Output the full listing below exactly.

* * * * * * *

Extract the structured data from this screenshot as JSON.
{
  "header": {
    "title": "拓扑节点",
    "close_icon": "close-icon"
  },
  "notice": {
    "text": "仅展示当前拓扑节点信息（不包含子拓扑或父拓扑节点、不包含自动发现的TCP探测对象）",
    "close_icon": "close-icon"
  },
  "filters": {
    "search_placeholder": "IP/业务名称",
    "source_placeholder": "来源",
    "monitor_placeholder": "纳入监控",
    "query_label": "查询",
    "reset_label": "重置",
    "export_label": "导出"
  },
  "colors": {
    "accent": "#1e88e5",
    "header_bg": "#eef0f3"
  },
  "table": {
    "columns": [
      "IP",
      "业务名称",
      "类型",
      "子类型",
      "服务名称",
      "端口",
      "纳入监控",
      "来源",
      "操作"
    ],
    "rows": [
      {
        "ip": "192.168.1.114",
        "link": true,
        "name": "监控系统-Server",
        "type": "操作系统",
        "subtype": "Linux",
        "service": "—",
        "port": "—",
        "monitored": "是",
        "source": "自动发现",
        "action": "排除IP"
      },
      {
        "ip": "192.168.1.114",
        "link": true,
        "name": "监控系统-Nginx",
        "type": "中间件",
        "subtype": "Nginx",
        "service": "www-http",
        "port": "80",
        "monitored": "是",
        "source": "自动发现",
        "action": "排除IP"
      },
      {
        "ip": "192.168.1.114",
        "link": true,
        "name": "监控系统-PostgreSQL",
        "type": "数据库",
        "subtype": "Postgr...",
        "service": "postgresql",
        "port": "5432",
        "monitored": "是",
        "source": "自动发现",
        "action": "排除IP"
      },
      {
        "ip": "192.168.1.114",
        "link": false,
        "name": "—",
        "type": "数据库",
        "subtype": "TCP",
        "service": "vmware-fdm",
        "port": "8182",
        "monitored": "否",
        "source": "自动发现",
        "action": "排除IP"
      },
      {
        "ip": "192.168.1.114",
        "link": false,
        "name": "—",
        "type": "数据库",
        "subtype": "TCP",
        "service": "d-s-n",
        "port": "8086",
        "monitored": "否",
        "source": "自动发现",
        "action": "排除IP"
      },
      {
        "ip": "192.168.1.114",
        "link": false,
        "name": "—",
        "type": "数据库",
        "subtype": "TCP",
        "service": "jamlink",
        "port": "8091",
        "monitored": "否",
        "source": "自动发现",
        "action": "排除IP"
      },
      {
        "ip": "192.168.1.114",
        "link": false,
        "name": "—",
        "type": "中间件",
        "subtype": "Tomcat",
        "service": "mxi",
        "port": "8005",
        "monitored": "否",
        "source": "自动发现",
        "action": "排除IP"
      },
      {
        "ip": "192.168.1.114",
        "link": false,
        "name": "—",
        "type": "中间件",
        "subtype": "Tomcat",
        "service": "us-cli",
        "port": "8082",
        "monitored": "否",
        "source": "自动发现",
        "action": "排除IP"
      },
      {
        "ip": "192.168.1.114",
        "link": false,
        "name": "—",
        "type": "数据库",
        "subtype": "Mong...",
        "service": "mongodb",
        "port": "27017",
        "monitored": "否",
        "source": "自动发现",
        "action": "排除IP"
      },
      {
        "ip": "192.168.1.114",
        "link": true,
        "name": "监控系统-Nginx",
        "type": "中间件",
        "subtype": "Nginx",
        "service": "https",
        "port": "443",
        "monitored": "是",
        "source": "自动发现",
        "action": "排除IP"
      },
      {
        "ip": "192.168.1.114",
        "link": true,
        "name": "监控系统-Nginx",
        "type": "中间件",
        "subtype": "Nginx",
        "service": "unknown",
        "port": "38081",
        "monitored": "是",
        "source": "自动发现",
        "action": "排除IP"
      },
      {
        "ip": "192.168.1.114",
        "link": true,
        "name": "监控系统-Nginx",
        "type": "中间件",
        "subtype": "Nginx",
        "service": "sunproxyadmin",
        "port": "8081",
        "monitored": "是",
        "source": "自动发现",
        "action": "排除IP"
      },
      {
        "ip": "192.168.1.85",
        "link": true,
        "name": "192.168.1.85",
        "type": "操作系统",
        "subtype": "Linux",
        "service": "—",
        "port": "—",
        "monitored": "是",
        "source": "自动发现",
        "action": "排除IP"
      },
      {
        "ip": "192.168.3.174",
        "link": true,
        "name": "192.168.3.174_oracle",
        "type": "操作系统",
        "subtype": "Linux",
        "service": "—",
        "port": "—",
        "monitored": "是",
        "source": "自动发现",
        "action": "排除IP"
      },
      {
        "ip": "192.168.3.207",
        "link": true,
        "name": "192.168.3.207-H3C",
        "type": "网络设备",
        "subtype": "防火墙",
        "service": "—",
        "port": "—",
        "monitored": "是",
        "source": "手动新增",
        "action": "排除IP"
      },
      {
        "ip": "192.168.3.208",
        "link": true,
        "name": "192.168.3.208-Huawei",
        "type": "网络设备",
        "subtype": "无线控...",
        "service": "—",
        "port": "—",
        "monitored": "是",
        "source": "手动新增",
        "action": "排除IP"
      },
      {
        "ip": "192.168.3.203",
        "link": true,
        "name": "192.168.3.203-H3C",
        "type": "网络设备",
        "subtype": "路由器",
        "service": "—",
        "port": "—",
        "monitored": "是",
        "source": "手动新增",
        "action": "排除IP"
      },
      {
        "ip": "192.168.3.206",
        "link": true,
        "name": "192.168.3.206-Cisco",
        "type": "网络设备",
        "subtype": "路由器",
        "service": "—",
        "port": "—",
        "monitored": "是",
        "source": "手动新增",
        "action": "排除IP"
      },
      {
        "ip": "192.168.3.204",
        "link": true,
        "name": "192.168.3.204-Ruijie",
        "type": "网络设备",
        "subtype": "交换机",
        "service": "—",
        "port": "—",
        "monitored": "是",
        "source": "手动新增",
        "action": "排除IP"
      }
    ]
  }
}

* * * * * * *

RESULT
Extract the structured data from this screenshot as JSON.
{
  "header": {
    "title": "拓扑节点",
    "close_icon": "close-icon"
  },
  "notice": {
    "text": "仅展示当前拓扑节点信息（不包含子拓扑或父拓扑节点、不包含自动发现的TCP探测对象）",
    "close_icon": "close-icon"
  },
  "filters": {
    "search_placeholder": "IP/业务名称",
    "source_placeholder": "来源",
    "monitor_placeholder": "纳入监控",
    "query_label": "查询",
    "reset_label": "重置",
    "export_label": "导出"
  },
  "colors": {
    "accent": "#1e88e5",
    "header_bg": "#eef0f3"
  },
  "table": {
    "columns": [
      "IP",
      "业务名称",
      "类型",
      "子类型",
      "服务名称",
      "端口",
      "纳入监控",
      "来源",
      "操作"
    ],
    "rows": [
      {
        "ip": "192.168.1.114",
        "link": true,
        "name": "监控系统-Server",
        "type": "操作系统",
        "subtype": "Linux",
        "service": "—",
        "port": "—",
        "monitored": "是",
        "source": "自动发现",
        "action": "排除IP"
      },
      {
        "ip": "192.168.1.114",
        "link": true,
        "name": "监控系统-Nginx",
        "type": "中间件",
        "subtype": "Nginx",
        "service": "www-http",
        "port": "80",
        "monitored": "是",
        "source": "自动发现",
        "action": "排除IP"
      },
      {
        "ip": "192.168.1.114",
        "link": true,
        "name": "监控系统-PostgreSQL",
        "type": "数据库",
        "subtype": "Postgr...",
        "service": "postgresql",
        "port": "5432",
        "monitored": "是",
        "source": "自动发现",
        "action": "排除IP"
      },
      {
        "ip": "192.168.1.114",
        "link": false,
        "name": "—",
        "type": "数据库",
        "subtype": "TCP",
        "service": "vmware-fdm",
        "port": "8182",
        "monitored": "否",
        "source": "自动发现",
        "action": "排除IP"
      },
      {
        "ip": "192.168.1.114",
        "link": false,
        "name": "—",
        "type": "数据库",
        "subtype": "TCP",
        "service": "d-s-n",
        "port": "8086",
        "monitored": "否",
        "source": "自动发现",
        "action": "排除IP"
      },
      {
        "ip": "192.168.1.114",
        "link": false,
        "name": "—",
        "type": "数据库",
        "subtype": "TCP",
        "service": "jamlink",
        "port": "8091",
        "monitored": "否",
        "source": "自动发现",
        "action": "排除IP"
      },
      {
        "ip": "192.168.1.114",
        "link": false,
        "name": "—",
        "type": "中间件",
        "subtype": "Tomcat",
        "service": "mxi",
        "port": "8005",
        "monitored": "否",
        "source": "自动发现",
        "action": "排除IP"
      },
      {
        "ip": "192.168.1.114",
        "link": false,
        "name": "—",
        "type": "中间件",
        "subtype": "Tomcat",
        "service": "us-cli",
        "port": "8082",
        "monitored": "否",
        "source": "自动发现",
        "action": "排除IP"
      },
      {
        "ip": "192.168.1.114",
        "link": false,
        "name": "—",
        "type": "数据库",
        "subtype": "Mong...",
        "service": "mongodb",
        "port": "27017",
        "monitored": "否",
        "source": "自动发现",
        "action": "排除IP"
      },
      {
        "ip": "192.168.1.114",
        "link": true,
        "name": "监控系统-Nginx",
        "type": "中间件",
        "subtype": "Nginx",
        "service": "https",
        "port": "443",
        "monitored": "是",
        "source": "自动发现",
        "action": "排除IP"
      },
      {
        "ip": "192.168.1.114",
        "link": true,
        "name": "监控系统-Nginx",
        "type": "中间件",
        "subtype": "Nginx",
        "service": "unknown",
        "port": "38081",
        "monitored": "是",
        "source": "自动发现",
        "action": "排除IP"
      },
      {
        "ip": "192.168.1.114",
        "link": true,
        "name": "监控系统-Nginx",
        "type": "中间件",
        "subtype": "Nginx",
        "service": "sunproxyadmin",
        "port": "8081",
        "monitored": "是",
        "source": "自动发现",
        "action": "排除IP"
      },
      {
        "ip": "192.168.1.85",
        "link": true,
        "name": "192.168.1.85",
        "type": "操作系统",
        "subtype": "Linux",
        "service": "—",
        "port": "—",
        "monitored": "是",
        "source": "自动发现",
        "action": "排除IP"
      },
      {
        "ip": "192.168.3.174",
        "link": true,
        "name": "192.168.3.174_oracle",
        "type": "操作系统",
        "subtype": "Linux",
        "service": "—",
        "port": "—",
        "monitored": "是",
        "source": "自动发现",
        "action": "排除IP"
      },
      {
        "ip": "192.168.3.207",
        "link": true,
        "name": "192.168.3.207-H3C",
        "type": "网络设备",
        "subtype": "防火墙",
        "service": "—",
        "port": "—",
        "monitored": "是",
        "source": "手动新增",
        "action": "排除IP"
      },
      {
        "ip": "192.168.3.208",
        "link": true,
        "name": "192.168.3.208-Huawei",
        "type": "网络设备",
        "subtype": "无线控...",
        "service": "—",
        "port": "—",
        "monitored": "是",
        "source": "手动新增",
        "action": "排除IP"
      },
      {
        "ip": "192.168.3.203",
        "link": true,
        "name": "192.168.3.203-H3C",
        "type": "网络设备",
        "subtype": "路由器",
        "service": "—",
        "port": "—",
        "monitored": "是",
        "source": "手动新增",
        "action": "排除IP"
      },
      {
        "ip": "192.168.3.206",
        "link": true,
        "name": "192.168.3.206-Cisco",
        "type": "网络设备",
        "subtype": "路由器",
        "service": "—",
        "port": "—",
        "monitored": "是",
        "source": "手动新增",
        "action": "排除IP"
      },
      {
        "ip": "192.168.3.204",
        "link": true,
        "name": "192.168.3.204-Ruijie",
        "type": "网络设备",
        "subtype": "交换机",
        "service": "—",
        "port": "—",
        "monitored": "是",
        "source": "手动新增",
        "action": "排除IP"
      }
    ]
  }
}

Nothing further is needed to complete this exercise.